45 out of the 57 athletes re-tested improved their CSS pace with the training intervention, 42 out of the 57 improved their 400m times and 40 out of the 57 improved their 200m times. The greatest improvement was seen by Alen Pezzin dropping his CSS time by an amazing 13.62%! Well done Alen - sensational result!
- Alen Pezzin, 13.62%
- Bill Carmody, 9.92%
- Lorraine Driscoll, 8.82%
- Michael Serich, 8.25%
- Chris Foley, 7.80%
- Ian Murray, 7.46%
- Caroline Claydon, 7.05%
- Trevor Magee, 7.02% (a sensational bounce-back from a horrific shoulder injury from cycling!)
- Craig Jameson, 6.27%
- Chris Jameson, 6.11%
- Nicole Klemm, 5.88%
- Jess Huston, 5.76%
- Bill Moody, 5.29%
- Belinda Bennett, 5.12%
- Lindsey Shepherd, 4.98%
- Anne-Marie D'Arcy, 4.63%
- Amy Callow, 4.58%
Gillian Evans - lane 1 to 2
45 out of the 57 athletes re-tested improved their CSS pace with the training intervention, 42 out of the 57 improved their 400m times and 40 out of the 57 improved their 200m times. The greatest improvement was seen by Alen Pezzin dropping his CSS time by an amazing 13.62%!
*this is a super simplified way of describing the drop-off in times between the 200m and 400m swims.

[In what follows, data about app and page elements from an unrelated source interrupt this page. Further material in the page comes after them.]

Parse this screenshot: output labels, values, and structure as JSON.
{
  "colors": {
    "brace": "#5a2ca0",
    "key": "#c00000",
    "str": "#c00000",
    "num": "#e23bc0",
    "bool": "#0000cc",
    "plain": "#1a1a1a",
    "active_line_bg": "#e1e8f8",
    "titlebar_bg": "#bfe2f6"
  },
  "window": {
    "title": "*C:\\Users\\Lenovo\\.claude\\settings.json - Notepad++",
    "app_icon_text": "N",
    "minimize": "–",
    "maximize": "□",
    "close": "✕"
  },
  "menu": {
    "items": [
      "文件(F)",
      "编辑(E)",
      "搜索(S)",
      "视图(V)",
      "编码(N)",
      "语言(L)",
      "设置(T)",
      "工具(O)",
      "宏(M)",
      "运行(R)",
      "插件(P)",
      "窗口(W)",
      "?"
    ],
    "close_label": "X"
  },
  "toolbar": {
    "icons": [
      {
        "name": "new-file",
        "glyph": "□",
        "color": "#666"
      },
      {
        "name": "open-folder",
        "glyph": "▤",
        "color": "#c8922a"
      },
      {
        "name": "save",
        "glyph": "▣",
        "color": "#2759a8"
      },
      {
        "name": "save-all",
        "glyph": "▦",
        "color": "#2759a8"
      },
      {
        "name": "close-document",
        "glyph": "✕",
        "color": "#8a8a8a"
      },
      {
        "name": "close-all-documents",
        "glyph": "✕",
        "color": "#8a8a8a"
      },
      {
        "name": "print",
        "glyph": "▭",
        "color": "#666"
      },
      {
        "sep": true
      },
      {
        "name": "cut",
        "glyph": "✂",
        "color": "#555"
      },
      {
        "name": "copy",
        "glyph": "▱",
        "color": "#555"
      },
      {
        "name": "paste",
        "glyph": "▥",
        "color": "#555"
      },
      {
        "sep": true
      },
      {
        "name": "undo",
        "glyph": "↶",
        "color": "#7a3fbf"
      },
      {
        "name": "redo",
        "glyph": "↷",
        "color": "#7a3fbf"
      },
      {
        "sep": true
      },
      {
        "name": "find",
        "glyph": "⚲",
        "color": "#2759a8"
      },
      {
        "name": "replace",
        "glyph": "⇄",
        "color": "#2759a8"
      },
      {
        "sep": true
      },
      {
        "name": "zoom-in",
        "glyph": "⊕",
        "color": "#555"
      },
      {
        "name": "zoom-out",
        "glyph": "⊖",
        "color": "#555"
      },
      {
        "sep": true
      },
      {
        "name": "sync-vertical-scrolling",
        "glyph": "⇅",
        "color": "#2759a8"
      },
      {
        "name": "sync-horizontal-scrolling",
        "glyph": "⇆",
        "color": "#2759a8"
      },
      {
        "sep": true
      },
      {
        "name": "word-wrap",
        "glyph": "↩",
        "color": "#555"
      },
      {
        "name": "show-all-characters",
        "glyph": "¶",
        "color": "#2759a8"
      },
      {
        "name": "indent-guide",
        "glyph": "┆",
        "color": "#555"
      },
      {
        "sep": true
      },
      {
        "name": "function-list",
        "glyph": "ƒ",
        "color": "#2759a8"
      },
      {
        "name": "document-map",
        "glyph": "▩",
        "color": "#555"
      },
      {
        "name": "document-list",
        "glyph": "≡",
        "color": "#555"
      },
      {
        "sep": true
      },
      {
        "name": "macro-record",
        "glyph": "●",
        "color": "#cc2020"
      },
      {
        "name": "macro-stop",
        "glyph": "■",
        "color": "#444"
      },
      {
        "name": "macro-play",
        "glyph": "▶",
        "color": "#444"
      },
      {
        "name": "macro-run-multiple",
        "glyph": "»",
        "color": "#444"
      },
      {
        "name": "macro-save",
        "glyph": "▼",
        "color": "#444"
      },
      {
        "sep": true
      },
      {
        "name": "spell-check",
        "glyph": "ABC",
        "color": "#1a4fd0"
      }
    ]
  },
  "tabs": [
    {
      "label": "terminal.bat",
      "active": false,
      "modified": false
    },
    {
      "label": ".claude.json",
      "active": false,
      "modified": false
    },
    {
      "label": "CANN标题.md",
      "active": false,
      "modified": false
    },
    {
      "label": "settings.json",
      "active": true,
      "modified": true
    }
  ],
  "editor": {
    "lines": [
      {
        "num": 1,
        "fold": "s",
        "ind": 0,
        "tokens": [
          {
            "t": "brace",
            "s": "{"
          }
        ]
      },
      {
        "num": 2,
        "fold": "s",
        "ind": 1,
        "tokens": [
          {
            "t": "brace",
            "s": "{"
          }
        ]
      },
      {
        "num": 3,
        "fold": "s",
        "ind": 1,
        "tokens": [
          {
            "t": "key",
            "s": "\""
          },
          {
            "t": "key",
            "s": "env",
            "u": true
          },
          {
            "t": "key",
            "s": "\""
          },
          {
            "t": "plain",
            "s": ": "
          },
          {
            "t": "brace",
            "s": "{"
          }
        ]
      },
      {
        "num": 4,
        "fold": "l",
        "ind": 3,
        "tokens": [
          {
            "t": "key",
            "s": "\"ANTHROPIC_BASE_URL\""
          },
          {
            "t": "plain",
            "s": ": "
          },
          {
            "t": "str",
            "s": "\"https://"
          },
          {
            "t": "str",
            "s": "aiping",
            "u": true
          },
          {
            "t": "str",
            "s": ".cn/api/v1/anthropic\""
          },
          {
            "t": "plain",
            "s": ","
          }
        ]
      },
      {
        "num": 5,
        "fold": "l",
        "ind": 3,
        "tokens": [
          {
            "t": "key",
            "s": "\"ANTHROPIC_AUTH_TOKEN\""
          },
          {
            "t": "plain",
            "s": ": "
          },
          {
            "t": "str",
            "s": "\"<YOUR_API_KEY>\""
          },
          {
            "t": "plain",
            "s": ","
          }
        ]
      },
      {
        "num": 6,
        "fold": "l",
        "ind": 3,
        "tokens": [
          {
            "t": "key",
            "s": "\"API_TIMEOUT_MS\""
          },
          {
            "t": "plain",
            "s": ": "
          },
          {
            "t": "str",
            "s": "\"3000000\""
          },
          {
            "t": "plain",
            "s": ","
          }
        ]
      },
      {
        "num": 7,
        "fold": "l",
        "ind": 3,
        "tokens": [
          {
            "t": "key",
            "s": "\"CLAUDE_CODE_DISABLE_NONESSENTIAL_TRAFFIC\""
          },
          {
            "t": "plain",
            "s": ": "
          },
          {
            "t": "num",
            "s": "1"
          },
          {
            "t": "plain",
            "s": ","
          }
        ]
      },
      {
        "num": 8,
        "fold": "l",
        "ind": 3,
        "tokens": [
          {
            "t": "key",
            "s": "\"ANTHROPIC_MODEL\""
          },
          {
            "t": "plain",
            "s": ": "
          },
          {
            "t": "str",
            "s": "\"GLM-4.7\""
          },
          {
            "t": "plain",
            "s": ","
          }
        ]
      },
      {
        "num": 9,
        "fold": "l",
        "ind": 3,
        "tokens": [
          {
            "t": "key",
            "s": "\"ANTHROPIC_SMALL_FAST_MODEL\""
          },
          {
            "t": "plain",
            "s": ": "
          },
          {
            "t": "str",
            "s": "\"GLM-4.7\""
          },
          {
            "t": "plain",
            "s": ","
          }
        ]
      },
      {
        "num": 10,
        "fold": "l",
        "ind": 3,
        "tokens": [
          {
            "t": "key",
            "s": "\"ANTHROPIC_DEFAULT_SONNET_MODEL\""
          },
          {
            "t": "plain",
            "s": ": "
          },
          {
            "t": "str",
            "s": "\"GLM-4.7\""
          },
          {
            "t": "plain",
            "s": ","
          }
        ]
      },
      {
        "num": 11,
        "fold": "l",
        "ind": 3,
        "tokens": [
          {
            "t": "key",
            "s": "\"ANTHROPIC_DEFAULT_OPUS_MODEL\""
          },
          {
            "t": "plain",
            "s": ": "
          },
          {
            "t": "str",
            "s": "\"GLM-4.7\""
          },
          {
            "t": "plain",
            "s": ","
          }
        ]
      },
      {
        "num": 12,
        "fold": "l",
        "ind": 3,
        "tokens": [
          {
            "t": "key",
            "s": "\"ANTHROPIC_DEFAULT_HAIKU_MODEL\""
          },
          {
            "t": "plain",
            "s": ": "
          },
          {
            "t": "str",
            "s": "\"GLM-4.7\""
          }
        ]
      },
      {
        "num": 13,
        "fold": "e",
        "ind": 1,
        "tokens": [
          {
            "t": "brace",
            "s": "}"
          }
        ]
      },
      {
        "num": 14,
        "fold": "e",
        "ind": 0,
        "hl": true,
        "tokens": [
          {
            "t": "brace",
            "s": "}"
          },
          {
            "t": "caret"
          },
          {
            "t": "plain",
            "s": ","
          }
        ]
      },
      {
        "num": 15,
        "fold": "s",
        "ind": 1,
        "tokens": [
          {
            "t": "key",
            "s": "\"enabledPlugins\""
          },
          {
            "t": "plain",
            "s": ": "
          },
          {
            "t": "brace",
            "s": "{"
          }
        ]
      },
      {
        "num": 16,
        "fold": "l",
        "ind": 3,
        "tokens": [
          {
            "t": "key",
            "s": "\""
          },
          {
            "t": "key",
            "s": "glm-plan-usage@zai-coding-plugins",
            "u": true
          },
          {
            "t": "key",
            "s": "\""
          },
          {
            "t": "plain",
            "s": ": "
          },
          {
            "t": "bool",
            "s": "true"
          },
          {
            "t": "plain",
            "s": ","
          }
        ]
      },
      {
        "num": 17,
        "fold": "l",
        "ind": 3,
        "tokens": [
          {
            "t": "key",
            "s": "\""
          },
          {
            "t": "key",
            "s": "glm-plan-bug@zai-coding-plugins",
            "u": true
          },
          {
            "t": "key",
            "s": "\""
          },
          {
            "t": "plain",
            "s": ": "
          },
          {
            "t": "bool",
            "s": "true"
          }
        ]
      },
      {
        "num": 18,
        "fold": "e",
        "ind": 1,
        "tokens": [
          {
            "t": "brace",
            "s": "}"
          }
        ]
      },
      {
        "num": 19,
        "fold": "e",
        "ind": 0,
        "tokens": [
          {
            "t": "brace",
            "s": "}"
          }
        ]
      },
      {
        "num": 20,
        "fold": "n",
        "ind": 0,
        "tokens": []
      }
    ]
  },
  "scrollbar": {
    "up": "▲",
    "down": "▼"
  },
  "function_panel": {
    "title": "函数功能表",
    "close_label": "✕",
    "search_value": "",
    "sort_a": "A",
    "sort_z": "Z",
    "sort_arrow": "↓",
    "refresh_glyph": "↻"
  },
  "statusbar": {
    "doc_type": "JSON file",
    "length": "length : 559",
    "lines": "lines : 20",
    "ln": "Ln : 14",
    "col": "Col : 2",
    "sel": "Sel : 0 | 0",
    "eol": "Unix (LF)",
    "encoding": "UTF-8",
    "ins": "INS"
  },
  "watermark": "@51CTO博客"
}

...really this has to be the case or the fastest 100m sprinter in the world would also be the best at 400m and 1500m – when in fact these three distances need different athletes with different physiologies. The sprinter needs pure power and a strong anaerobic system. The middle-distance swimmer needs a compromise between anaerobic and aerobic and the distance swimmer needs a great aerobic system.
- A swimmer's CSS pace can improve despite their 200m speed in particular decreasing due to the slope of the extrapolated line essentially become more gradual. This can show one of two things: 1) more focus has been on CSS and endurance type work (as per the 10 Week Program); 2) the swimmer was too tired from the 400m exertion and correspondingly did not perform well over the 200m. This becomes particularly evident if the 200m time is more than half of the 400m time and can lead to erroneous results as in theory it's impossible for a swimmer's speed to not be at least as fast over 200m as it is over 400m as at some point within the 400m test the swimmer must have swum 200m as fast as (or faster than) half the 400m time. This occurred with 8 out of the 57 swimmers (Jon Turner, Anne Murrell, Suzi Scarff, John Edwards, Sally Steffanoni, Kim Annear, Roxanne Garven and Annette van Hazel). As such, for the purposes of the analysis, their 200m times were doctored to 50% of their 400m time less 2".
- It is possible for a swimmer to get slightly faster over 400m but a lot faster over 200m and for his / her CSS pace to appear to decrease or be exactly the same as it was at the start of the 'experiment'. This occurred with 3 out of the 57 swimmers (Michael Japp, Adam Wheeler and Sally Howe). It can be explained by either the swimmer not performing as well on the 400m swim (possibly due to pacing) or typically from having some time off, i.e. endurance drops off but freshness increases and over short distances the swimmer is able to knock out a pretty quick time. It can also occur if the swimmer's training has been skewed much more towards shorter, faster intervals well above CSS pace, i.e. sprinting.
- How consistently were you swimming 2-3 times per week and attending the Fresh 'n' Fruity Test Set each week?
- Could you have just had an 'off day' (we all have them!) - if you felt like you've been progressively well recently, it would be worth re-testing next week and see if you can have another go at it.
- Have you been on holiday during this last 10 week period, or been sick / injured? Obviously the program was cut in half by the Rottnest Channel Swim - some of you would have taken a few weeks off after this - could that explain it?
- Are you already swimming pretty quick (i.e. lane 4 or 4.5) - could you already be nearing your ceiling of improvement? Was 0.5% per week simply too much to ask?